Material for this task:
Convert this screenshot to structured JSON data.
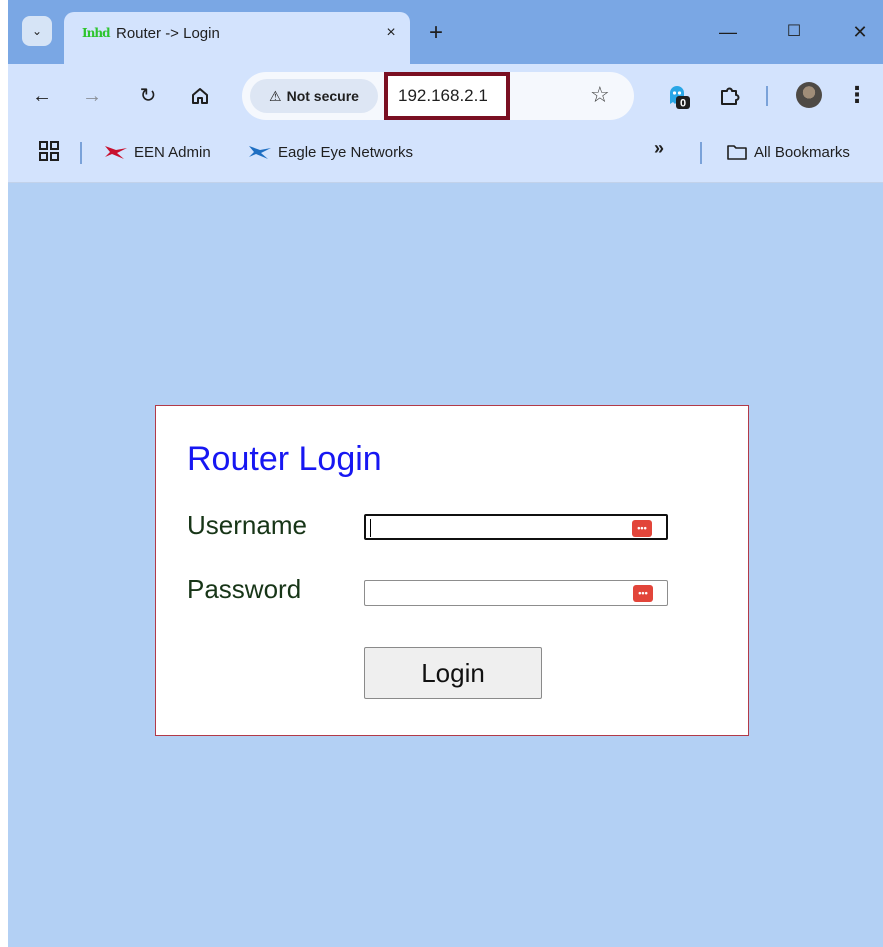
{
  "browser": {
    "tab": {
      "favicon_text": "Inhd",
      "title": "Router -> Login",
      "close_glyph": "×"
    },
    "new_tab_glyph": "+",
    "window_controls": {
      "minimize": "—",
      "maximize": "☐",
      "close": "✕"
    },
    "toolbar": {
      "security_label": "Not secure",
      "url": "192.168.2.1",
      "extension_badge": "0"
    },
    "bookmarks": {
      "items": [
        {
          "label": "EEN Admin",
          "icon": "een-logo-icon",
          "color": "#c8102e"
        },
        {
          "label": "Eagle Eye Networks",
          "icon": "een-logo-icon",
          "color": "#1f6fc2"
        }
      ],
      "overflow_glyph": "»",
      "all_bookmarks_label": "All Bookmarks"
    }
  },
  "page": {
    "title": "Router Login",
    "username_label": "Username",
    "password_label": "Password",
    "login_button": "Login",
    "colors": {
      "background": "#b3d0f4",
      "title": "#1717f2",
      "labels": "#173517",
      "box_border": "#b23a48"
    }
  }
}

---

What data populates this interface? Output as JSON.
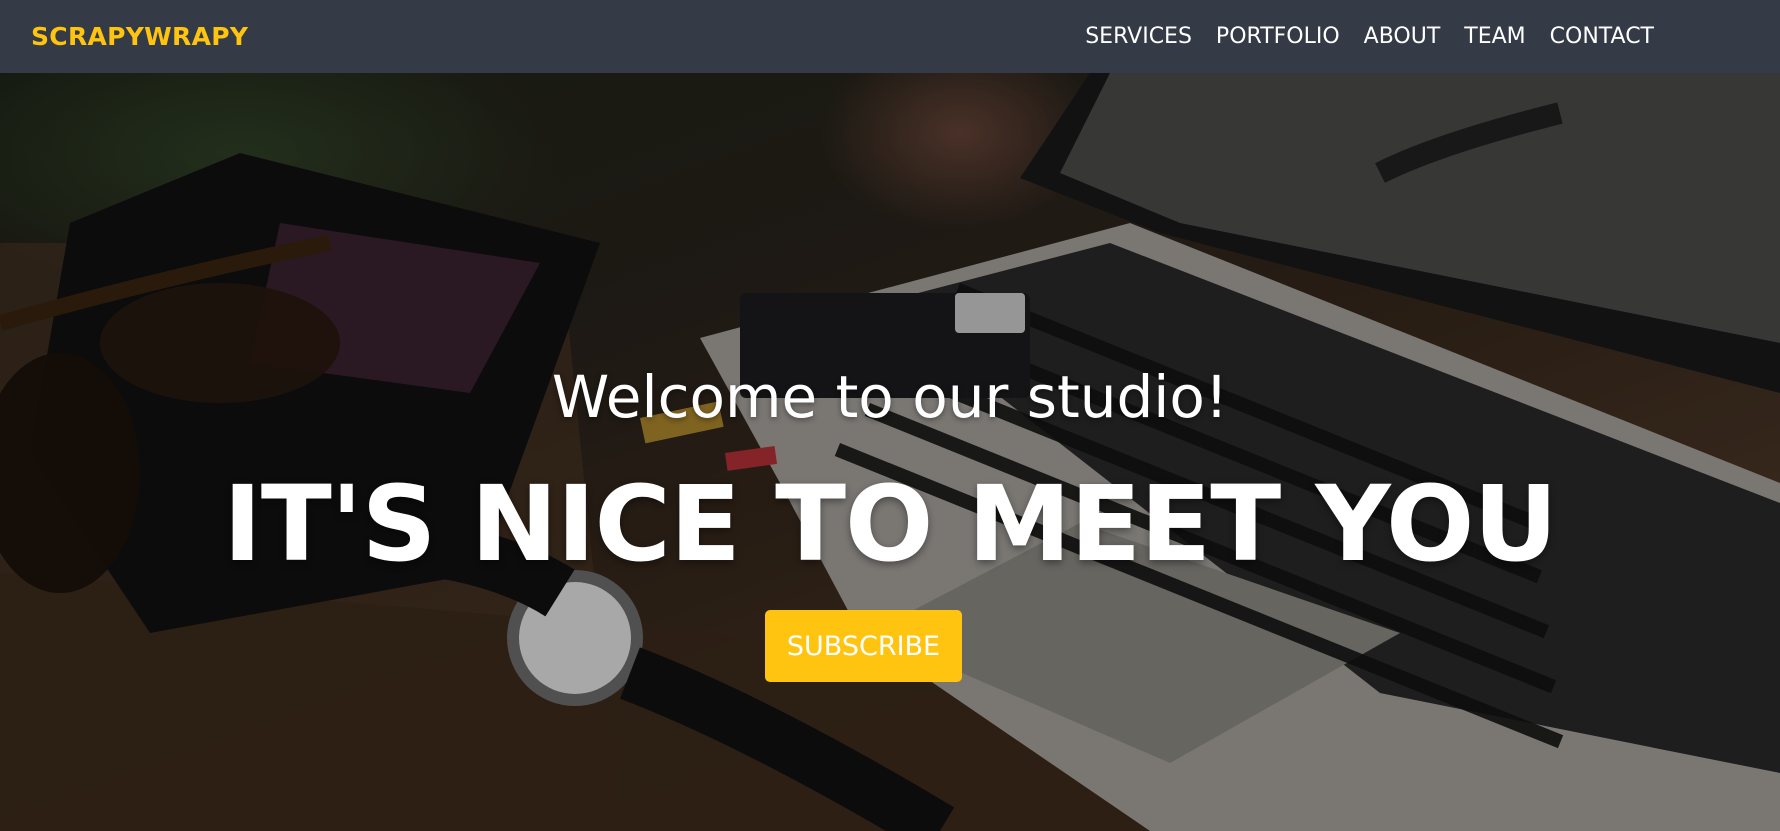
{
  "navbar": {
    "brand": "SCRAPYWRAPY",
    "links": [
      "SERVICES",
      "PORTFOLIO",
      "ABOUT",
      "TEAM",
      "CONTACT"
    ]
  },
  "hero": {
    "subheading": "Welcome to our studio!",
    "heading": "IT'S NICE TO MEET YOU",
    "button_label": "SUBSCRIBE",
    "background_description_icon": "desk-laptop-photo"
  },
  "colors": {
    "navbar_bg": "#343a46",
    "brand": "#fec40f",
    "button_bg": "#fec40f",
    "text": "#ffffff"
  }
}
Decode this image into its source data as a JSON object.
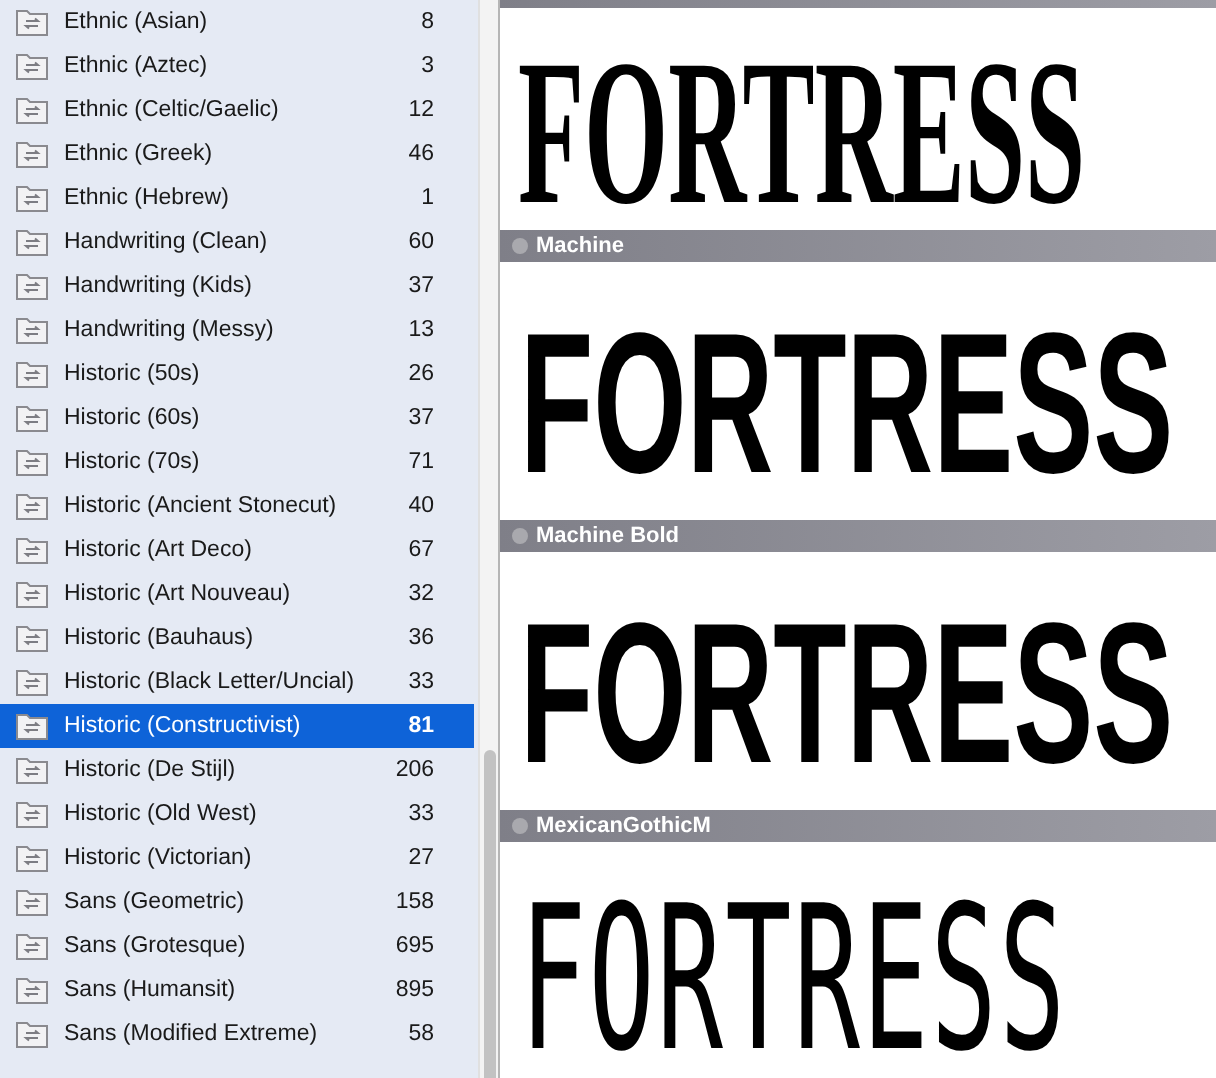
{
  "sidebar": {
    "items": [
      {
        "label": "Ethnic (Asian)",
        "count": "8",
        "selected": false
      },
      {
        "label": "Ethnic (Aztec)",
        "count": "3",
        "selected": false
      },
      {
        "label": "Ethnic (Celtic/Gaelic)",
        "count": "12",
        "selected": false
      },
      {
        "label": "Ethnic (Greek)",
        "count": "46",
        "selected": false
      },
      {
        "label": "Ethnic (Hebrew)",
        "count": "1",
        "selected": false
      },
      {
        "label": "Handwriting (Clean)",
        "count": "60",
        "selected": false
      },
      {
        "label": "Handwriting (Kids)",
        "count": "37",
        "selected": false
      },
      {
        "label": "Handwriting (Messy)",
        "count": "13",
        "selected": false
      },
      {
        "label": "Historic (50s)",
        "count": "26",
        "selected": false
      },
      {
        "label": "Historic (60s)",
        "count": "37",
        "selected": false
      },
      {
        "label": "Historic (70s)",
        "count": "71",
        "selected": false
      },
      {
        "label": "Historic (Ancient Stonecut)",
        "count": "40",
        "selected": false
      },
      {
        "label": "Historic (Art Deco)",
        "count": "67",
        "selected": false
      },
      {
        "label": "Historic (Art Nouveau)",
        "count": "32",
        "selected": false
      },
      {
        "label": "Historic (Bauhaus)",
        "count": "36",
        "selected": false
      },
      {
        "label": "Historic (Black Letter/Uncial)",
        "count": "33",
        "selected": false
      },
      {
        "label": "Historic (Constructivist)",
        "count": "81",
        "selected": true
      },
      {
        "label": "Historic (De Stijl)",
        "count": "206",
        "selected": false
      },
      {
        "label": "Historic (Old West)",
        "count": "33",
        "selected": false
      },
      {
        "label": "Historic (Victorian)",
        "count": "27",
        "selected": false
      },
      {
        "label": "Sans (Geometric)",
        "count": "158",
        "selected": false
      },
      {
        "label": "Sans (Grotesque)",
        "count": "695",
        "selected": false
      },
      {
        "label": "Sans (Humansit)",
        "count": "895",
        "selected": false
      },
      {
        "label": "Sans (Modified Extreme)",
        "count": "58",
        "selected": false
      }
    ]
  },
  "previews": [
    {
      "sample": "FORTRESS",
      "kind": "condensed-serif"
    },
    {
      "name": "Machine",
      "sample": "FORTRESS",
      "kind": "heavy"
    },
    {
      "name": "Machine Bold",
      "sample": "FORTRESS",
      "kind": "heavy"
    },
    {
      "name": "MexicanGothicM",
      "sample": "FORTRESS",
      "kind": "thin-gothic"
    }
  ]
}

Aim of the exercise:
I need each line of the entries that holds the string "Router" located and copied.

Finished exercise:
      "title": "Router -> Login",
    "title": "Router Login",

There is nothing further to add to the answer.